Radio transmission between the Avafors and the Fitzgerald.
Avafors: “Fitzgerald, this is the Avafors. I have the Whitefish light now but still am receiving no beacon. Over.”
Fitzgerald: “I’m very glad to hear it.”
Avafors: “The wind is really howling down here. What are the conditions where you are?”
Fitzgerald: (Undiscernable shouts heard by the Avafors.) “DON’T LET NOBODY ON DECK!”
Avafors: “What’s that, Fitzgerald? Unclear. Over.”
Fitzgerald: “I have a bad list, lost both radars. And am taking heavy seas over the deck. One of the worst seas I’ve ever been in.”
Avafors: “If I’m correct, you have two radars.”
Fitzgerald: “They’re both gone.”
Sometime around 7:00 PM
The Anderson is struck by two huge waves that put water on the ship, 35 feet above the water line. The waves hit with enough force to push the starboard lifeboat down, damaging the bottom.
Radio transmission between the Anderson and the Fitzgerald. The Fitzgerald is still being followed by the Arthur M. Anderson. They are about 10 miles behind the Fitzgerald.
Anderson: “Fitzgerald, this is the Anderson. Have you checked down?”
Fitzgerald: “Yes we have.”
Anderson: “Fitzgerald, we are about 10 miles behind you, and gaining about 1 1/2 miles per hour.

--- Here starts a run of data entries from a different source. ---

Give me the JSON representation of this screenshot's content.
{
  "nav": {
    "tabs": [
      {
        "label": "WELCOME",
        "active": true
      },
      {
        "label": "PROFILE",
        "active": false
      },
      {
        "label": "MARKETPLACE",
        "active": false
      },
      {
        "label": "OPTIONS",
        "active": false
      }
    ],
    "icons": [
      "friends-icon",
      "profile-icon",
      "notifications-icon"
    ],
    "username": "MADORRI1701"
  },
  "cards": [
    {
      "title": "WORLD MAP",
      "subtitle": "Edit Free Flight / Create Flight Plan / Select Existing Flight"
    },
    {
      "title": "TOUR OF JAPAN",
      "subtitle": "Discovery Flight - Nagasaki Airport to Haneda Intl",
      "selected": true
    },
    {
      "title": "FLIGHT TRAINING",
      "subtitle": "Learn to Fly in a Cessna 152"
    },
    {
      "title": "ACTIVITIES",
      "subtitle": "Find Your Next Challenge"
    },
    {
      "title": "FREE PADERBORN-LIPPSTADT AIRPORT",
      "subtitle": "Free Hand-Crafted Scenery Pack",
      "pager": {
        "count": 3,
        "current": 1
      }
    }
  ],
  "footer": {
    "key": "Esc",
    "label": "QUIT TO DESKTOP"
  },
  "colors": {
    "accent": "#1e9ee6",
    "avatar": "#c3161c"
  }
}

Fitzgerald, there is a target 19 miles ahead of us. So the target would be 9 miles on ahead of you.”
Fitzgerald: “Well, am I going to clear?”
Anderson: “Yes. He is going to pass to the west of you.”
Fitzgerald: “Well, fine.”
Anderson: “By the way, Fitzgerald, how are you making out with your problem?”
Fitzgerald: “We are holding our own.”
Anderson: “Okay, fine. I’ll be talking to you later.”
They never did speak later…The 29 men onboard the Fitzgerald will never again speak with anyone outside of the ship.
Sometime between 7:20 and 7:30 PM
It is estimated that this was the time period when the ship vanished and sank.
The Fitzgerald enters a squall while still on Lake Superior; the squall obscures the vessel from radar observation by the Anderson; this is normal when in a squall.
I played some of the Post-wreck radio traffic while the US Coast Guard, Canada Coast Guard and the SS Anderson search for survivors.